Your answer should be the lines of the data below that contain "NAME".

+++ Record extracts

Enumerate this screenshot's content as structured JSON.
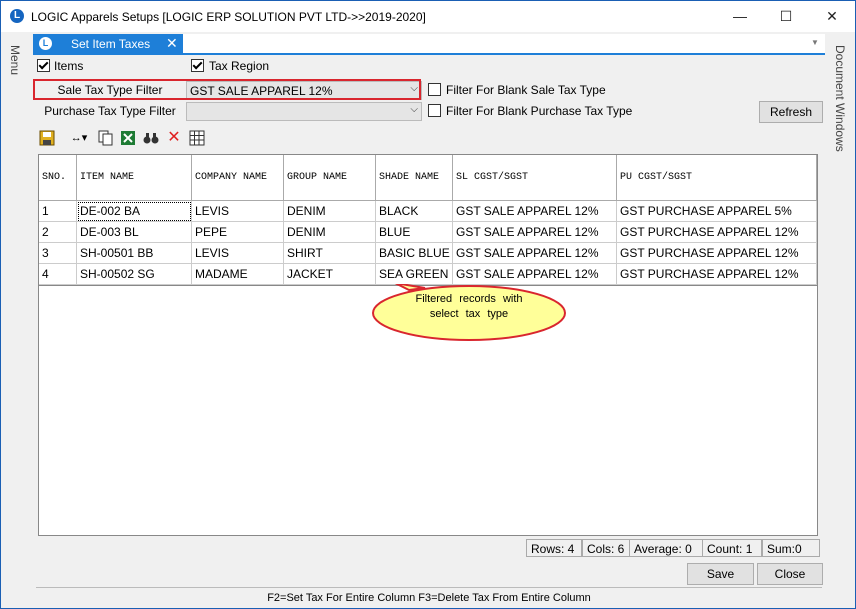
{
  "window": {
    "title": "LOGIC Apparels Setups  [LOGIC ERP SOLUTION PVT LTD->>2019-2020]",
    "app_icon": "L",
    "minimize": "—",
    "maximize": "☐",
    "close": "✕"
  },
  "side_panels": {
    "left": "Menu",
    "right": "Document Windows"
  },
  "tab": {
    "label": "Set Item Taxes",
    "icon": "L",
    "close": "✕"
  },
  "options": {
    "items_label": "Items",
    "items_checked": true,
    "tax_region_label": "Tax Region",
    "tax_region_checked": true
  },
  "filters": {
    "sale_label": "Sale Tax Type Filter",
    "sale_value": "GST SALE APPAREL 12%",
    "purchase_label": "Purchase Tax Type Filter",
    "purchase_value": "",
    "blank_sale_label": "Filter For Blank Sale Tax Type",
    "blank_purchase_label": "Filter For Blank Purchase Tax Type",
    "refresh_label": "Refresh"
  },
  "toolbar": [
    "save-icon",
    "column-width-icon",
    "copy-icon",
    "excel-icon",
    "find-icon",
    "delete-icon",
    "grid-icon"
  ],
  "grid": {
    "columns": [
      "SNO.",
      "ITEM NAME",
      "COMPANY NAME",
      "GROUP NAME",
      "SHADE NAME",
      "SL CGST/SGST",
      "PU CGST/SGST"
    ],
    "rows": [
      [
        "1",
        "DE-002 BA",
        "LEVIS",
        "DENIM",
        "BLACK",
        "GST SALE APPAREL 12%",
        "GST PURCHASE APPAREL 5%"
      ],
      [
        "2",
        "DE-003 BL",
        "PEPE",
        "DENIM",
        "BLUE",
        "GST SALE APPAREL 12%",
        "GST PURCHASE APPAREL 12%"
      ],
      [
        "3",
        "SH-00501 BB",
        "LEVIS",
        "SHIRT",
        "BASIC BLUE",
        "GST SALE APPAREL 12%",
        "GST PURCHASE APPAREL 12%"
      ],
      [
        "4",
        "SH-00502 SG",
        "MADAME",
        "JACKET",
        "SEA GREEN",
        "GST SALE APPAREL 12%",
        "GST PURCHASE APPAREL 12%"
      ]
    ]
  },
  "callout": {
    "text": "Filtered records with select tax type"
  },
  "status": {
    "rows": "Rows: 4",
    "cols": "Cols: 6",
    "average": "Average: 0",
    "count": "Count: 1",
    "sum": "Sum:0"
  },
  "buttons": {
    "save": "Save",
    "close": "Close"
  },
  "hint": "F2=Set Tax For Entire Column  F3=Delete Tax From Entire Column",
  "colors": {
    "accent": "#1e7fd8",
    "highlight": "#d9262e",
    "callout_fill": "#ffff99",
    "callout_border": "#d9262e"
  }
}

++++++

▶ **Answer to this exercise**
      "ITEM NAME",
      "COMPANY NAME",
      "GROUP NAME",
      "SHADE NAME",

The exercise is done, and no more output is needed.